Segment Start: EXTRACTED ENTRIES

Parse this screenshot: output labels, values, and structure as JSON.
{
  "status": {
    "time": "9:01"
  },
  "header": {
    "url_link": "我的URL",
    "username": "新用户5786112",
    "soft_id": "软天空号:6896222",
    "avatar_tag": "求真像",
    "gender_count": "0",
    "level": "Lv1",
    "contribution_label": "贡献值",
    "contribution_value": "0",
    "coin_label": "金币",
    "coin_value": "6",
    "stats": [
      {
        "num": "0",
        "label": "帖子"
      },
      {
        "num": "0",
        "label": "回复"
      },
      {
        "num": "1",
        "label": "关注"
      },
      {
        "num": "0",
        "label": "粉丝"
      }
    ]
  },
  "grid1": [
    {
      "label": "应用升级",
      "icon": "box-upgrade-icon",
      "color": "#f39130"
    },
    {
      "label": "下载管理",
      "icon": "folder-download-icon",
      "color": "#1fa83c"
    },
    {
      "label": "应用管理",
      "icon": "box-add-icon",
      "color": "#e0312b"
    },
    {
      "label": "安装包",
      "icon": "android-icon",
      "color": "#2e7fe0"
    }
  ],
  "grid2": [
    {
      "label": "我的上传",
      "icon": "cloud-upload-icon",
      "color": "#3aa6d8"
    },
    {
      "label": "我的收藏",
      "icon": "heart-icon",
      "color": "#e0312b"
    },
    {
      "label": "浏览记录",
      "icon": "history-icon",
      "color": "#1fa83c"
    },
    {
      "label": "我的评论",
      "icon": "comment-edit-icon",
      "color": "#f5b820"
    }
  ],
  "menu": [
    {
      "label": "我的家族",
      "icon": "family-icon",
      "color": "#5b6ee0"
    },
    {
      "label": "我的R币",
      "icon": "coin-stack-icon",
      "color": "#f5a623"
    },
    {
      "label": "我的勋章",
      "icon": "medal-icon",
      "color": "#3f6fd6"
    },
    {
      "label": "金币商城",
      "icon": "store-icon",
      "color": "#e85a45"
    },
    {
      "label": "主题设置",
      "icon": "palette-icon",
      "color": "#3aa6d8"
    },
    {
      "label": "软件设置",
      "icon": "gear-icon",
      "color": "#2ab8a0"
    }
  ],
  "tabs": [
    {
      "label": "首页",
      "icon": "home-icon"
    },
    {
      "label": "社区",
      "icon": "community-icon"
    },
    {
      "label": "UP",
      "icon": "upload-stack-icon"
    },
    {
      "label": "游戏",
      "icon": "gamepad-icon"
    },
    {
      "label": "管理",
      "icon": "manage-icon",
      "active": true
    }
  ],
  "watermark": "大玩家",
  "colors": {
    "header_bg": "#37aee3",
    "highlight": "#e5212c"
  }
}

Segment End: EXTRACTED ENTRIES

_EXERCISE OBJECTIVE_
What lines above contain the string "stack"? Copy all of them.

_THE COMPLETED TASK_
      "icon": "coin-stack-icon",
      "icon": "upload-stack-icon"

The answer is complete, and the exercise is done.